No line before the one containing "Serialize everything readable" should appear; that line and all lines after it, through the end of the data, are to be set down exactly.

»»

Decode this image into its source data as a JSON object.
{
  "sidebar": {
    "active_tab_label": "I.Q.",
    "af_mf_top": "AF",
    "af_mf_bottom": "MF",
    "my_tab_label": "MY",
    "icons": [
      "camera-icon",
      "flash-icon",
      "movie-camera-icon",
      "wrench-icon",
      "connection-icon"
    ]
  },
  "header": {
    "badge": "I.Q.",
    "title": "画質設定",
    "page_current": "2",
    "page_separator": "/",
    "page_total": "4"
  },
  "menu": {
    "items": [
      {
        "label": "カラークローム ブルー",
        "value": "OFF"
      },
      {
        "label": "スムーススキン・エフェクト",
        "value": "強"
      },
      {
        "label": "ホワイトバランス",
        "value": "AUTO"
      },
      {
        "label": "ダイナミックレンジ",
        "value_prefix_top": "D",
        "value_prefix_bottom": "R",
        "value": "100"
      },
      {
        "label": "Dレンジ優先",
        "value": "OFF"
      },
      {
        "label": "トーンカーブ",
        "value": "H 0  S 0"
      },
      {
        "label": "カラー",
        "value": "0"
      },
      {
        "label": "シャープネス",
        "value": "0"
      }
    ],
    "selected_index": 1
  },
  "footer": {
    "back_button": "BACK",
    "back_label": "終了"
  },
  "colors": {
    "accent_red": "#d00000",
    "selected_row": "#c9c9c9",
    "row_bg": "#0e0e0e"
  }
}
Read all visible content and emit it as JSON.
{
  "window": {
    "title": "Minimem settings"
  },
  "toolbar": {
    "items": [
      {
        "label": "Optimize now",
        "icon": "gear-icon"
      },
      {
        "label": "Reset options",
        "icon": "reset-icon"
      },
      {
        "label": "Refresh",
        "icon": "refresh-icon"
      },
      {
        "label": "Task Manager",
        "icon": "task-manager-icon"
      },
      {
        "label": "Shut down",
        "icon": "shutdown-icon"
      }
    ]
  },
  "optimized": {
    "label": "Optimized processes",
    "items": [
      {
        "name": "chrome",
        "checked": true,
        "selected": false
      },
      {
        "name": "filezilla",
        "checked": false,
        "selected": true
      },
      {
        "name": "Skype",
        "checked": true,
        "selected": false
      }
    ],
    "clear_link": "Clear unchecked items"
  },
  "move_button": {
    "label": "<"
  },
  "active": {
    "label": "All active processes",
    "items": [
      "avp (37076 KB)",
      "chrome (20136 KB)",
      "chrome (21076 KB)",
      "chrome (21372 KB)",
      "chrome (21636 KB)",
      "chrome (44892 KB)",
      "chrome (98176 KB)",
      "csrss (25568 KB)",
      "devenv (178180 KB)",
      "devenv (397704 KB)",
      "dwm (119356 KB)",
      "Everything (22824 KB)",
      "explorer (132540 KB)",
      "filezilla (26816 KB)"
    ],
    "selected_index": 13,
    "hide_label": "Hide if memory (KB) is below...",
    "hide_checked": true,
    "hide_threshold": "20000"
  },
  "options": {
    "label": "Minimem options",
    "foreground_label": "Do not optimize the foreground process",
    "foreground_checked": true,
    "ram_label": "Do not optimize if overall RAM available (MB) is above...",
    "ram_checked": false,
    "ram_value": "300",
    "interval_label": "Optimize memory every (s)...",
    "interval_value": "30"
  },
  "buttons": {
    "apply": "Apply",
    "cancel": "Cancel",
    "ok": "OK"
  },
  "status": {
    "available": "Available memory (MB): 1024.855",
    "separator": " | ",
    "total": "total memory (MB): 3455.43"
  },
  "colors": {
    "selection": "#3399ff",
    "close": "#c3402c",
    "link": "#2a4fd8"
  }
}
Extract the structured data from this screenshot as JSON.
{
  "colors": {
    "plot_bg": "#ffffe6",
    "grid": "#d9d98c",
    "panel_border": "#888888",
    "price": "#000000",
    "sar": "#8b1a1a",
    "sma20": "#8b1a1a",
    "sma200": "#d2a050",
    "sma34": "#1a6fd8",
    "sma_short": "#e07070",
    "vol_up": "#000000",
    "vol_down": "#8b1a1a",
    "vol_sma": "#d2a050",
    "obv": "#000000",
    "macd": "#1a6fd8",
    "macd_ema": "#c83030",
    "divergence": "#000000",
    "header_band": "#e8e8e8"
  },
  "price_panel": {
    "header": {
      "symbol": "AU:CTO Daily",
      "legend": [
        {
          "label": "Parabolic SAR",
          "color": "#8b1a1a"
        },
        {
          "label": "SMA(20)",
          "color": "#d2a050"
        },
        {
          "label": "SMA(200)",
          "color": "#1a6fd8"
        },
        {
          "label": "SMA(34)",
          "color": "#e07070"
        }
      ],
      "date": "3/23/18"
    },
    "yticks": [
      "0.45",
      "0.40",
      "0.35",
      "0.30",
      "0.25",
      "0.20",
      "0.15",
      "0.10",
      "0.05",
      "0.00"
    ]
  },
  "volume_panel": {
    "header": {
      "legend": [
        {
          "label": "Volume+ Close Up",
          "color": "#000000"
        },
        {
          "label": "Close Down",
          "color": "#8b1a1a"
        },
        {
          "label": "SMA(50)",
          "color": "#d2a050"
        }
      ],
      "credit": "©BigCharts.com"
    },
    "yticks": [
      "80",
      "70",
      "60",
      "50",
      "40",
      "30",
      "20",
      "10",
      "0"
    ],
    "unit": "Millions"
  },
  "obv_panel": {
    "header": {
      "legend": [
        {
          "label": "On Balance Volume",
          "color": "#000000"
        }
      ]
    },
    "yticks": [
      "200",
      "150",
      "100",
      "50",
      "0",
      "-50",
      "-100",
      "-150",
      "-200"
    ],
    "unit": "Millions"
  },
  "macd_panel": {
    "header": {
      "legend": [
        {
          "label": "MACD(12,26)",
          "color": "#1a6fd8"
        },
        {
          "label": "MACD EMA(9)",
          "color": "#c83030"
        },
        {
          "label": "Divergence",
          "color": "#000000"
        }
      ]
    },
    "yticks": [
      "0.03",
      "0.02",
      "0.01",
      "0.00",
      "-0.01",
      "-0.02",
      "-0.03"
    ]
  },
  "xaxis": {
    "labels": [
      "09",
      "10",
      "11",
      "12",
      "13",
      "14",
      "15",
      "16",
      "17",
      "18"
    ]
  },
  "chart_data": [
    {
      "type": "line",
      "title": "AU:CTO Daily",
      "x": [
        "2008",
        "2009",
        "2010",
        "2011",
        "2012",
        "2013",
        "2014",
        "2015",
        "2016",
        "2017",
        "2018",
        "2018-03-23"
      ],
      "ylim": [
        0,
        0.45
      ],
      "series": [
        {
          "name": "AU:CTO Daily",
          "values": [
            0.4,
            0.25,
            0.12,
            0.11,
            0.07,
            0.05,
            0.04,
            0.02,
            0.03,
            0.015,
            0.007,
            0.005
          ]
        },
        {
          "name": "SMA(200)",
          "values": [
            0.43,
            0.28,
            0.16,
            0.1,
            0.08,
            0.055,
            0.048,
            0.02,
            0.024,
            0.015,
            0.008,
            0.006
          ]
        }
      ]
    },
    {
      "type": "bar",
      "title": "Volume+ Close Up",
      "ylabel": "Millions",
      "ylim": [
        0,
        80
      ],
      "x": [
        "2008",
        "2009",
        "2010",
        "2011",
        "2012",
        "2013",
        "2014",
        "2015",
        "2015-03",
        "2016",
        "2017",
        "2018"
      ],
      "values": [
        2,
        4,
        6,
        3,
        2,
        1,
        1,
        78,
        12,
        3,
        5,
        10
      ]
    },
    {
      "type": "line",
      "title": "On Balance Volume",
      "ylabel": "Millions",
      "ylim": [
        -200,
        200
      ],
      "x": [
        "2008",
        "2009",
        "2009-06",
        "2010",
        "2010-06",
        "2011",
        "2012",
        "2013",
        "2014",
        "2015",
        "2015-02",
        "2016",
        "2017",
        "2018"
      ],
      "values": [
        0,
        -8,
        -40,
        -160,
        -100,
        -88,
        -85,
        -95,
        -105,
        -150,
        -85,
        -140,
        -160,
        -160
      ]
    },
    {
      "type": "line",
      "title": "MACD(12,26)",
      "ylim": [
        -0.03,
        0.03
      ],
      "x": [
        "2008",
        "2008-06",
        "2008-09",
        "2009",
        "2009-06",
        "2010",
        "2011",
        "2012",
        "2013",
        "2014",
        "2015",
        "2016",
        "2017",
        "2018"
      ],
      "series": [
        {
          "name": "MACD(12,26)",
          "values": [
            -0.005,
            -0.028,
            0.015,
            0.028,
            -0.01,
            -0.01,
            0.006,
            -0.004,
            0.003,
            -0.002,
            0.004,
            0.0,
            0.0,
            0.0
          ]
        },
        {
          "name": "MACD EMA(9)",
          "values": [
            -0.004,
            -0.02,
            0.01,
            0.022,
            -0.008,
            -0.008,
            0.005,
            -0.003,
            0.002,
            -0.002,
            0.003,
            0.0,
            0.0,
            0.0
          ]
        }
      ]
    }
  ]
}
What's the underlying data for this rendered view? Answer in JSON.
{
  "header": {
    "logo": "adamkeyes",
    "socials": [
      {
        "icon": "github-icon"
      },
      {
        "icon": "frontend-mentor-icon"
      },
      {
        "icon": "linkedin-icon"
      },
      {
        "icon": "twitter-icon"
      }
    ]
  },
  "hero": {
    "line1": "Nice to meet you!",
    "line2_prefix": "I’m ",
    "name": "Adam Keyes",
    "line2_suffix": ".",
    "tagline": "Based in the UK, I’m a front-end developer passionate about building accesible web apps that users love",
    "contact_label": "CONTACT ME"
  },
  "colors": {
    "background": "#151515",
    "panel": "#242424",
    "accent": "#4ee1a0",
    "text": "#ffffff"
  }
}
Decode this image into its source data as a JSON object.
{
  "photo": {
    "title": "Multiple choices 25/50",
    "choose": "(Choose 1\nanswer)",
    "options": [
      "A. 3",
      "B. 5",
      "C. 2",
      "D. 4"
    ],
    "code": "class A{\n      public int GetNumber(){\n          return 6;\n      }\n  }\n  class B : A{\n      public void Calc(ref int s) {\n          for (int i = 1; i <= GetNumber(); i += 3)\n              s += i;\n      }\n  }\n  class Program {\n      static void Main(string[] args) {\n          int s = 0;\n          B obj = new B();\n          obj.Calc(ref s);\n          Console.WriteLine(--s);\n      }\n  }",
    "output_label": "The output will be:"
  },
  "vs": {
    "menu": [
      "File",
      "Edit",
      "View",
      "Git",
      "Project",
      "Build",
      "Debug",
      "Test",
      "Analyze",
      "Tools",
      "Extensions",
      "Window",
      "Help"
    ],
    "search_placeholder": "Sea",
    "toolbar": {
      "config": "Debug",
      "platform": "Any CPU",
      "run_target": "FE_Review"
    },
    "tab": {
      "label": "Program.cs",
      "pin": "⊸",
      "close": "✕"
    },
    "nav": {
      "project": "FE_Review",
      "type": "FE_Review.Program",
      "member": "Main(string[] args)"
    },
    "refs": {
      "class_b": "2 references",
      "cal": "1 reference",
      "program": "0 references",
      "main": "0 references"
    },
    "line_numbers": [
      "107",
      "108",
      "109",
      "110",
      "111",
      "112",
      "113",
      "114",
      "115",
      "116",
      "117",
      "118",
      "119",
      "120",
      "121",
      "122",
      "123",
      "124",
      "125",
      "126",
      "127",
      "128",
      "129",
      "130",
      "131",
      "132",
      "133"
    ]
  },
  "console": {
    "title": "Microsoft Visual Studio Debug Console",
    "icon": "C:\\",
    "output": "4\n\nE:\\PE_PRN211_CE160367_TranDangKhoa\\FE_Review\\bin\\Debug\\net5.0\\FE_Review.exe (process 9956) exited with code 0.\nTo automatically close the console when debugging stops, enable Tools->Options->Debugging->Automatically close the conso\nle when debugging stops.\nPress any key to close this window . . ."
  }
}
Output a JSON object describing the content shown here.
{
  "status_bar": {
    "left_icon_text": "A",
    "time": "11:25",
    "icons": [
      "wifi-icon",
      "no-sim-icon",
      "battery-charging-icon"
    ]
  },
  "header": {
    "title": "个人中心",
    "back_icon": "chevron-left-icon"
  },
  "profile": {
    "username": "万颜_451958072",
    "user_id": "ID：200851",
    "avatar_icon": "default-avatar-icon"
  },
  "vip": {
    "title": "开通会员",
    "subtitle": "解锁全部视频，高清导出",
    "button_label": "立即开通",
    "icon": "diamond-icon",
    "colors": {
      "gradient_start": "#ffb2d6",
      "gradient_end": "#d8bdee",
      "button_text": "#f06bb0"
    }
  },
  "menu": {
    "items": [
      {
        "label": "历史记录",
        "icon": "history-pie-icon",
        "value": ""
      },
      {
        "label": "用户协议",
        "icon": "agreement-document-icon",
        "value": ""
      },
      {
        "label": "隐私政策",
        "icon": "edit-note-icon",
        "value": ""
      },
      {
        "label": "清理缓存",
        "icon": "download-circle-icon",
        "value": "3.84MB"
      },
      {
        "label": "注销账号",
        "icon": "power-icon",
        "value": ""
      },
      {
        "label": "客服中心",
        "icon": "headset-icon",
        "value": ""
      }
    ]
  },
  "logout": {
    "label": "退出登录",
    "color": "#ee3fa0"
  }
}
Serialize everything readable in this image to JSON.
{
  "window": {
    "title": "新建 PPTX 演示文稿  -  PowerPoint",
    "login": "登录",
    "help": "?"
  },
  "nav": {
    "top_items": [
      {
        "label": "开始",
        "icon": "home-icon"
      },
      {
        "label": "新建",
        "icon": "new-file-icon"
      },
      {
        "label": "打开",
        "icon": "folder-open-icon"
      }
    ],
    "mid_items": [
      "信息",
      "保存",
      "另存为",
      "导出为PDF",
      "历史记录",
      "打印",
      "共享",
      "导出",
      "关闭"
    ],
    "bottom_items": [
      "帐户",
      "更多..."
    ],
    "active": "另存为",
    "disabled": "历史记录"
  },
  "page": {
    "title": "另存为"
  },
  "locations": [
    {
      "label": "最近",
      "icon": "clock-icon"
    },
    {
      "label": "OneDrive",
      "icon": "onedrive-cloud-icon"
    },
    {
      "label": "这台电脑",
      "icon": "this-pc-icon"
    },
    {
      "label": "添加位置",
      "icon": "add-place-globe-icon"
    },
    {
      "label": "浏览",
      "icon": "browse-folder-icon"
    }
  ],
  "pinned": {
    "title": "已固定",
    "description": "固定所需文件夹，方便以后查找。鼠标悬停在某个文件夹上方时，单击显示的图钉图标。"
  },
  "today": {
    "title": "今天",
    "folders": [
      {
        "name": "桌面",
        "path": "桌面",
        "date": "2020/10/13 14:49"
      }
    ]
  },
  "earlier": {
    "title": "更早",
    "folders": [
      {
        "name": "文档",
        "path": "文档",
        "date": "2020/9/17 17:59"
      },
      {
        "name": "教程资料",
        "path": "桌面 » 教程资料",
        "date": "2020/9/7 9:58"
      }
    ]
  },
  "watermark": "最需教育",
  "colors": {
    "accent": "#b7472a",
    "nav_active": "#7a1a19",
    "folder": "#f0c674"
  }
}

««

## RESULT OF THE TASK
Serialize everything readable in this image to JSON.
{
  "window": {
    "title": "新建 PPTX 演示文稿  -  PowerPoint",
    "login": "登录",
    "help": "?"
  },
  "nav": {
    "top_items": [
      {
        "label": "开始",
        "icon": "home-icon"
      },
      {
        "label": "新建",
        "icon": "new-file-icon"
      },
      {
        "label": "打开",
        "icon": "folder-open-icon"
      }
    ],
    "mid_items": [
      "信息",
      "保存",
      "另存为",
      "导出为PDF",
      "历史记录",
      "打印",
      "共享",
      "导出",
      "关闭"
    ],
    "bottom_items": [
      "帐户",
      "更多..."
    ],
    "active": "另存为",
    "disabled": "历史记录"
  },
  "page": {
    "title": "另存为"
  },
  "locations": [
    {
      "label": "最近",
      "icon": "clock-icon"
    },
    {
      "label": "OneDrive",
      "icon": "onedrive-cloud-icon"
    },
    {
      "label": "这台电脑",
      "icon": "this-pc-icon"
    },
    {
      "label": "添加位置",
      "icon": "add-place-globe-icon"
    },
    {
      "label": "浏览",
      "icon": "browse-folder-icon"
    }
  ],
  "pinned": {
    "title": "已固定",
    "description": "固定所需文件夹，方便以后查找。鼠标悬停在某个文件夹上方时，单击显示的图钉图标。"
  },
  "today": {
    "title": "今天",
    "folders": [
      {
        "name": "桌面",
        "path": "桌面",
        "date": "2020/10/13 14:49"
      }
    ]
  },
  "earlier": {
    "title": "更早",
    "folders": [
      {
        "name": "文档",
        "path": "文档",
        "date": "2020/9/17 17:59"
      },
      {
        "name": "教程资料",
        "path": "桌面 » 教程资料",
        "date": "2020/9/7 9:58"
      }
    ]
  },
  "watermark": "最需教育",
  "colors": {
    "accent": "#b7472a",
    "nav_active": "#7a1a19",
    "folder": "#f0c674"
  }
}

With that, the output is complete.